**Assignment**
A bare number is all that is needed: how many lines below contain the string "watermark"?

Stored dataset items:
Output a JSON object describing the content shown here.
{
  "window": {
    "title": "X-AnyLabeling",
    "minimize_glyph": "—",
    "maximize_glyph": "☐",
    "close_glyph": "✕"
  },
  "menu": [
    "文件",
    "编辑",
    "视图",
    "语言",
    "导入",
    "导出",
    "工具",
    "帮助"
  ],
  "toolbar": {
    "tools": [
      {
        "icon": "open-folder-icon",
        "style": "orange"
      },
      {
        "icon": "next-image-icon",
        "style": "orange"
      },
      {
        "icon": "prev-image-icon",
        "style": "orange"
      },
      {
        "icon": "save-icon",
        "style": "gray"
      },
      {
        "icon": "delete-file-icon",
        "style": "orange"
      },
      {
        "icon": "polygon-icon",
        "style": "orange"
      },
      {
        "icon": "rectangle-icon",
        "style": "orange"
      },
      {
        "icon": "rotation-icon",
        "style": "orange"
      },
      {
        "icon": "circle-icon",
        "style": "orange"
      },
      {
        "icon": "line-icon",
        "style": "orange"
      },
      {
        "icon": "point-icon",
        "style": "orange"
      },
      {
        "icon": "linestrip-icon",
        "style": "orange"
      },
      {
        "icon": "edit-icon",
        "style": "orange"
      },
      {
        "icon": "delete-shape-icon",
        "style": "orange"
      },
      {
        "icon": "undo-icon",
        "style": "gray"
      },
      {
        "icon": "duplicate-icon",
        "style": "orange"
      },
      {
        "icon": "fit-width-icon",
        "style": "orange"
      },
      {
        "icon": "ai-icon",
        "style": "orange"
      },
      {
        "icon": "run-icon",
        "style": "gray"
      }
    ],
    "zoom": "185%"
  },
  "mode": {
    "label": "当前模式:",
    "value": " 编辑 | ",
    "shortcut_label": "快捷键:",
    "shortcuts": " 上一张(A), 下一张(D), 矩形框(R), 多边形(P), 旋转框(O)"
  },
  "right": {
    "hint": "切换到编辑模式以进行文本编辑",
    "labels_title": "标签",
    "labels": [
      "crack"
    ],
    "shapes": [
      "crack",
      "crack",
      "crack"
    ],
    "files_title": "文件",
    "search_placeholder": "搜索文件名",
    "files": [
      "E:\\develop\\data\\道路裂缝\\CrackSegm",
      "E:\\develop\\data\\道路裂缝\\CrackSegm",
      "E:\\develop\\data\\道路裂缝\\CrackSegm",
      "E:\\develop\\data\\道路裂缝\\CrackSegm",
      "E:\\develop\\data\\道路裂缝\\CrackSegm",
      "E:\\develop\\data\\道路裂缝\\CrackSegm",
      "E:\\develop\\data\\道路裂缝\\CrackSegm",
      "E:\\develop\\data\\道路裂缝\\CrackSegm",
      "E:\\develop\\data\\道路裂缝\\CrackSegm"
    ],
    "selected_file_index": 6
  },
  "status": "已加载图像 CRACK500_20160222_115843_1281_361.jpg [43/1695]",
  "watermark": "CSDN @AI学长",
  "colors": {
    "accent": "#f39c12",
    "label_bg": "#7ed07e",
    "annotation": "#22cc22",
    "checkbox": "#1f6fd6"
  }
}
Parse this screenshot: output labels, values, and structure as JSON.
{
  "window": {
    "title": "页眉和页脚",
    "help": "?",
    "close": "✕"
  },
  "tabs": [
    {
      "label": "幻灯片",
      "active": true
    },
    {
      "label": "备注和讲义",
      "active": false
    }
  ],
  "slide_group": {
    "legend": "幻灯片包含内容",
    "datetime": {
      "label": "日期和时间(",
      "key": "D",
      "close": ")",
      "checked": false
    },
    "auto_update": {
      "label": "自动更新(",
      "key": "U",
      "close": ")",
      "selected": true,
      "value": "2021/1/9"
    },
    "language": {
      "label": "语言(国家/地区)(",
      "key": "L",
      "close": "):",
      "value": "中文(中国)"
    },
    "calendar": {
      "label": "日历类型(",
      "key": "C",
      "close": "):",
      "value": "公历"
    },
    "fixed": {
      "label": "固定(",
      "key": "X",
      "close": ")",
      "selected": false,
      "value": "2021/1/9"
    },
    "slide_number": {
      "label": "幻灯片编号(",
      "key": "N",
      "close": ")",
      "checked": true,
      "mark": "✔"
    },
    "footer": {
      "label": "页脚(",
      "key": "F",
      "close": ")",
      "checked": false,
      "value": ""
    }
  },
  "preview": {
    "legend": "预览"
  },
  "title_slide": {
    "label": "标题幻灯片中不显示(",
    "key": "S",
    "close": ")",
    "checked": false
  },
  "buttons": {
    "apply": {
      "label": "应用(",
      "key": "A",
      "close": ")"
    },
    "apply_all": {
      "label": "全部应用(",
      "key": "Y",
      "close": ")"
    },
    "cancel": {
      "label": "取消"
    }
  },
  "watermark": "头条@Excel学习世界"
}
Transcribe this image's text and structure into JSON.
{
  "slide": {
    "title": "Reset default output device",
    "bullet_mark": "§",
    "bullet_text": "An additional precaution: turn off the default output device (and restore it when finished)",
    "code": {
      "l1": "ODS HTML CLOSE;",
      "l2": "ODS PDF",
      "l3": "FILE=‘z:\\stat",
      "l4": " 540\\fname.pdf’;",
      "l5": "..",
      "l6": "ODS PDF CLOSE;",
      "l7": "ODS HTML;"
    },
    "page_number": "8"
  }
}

**Finished task**
2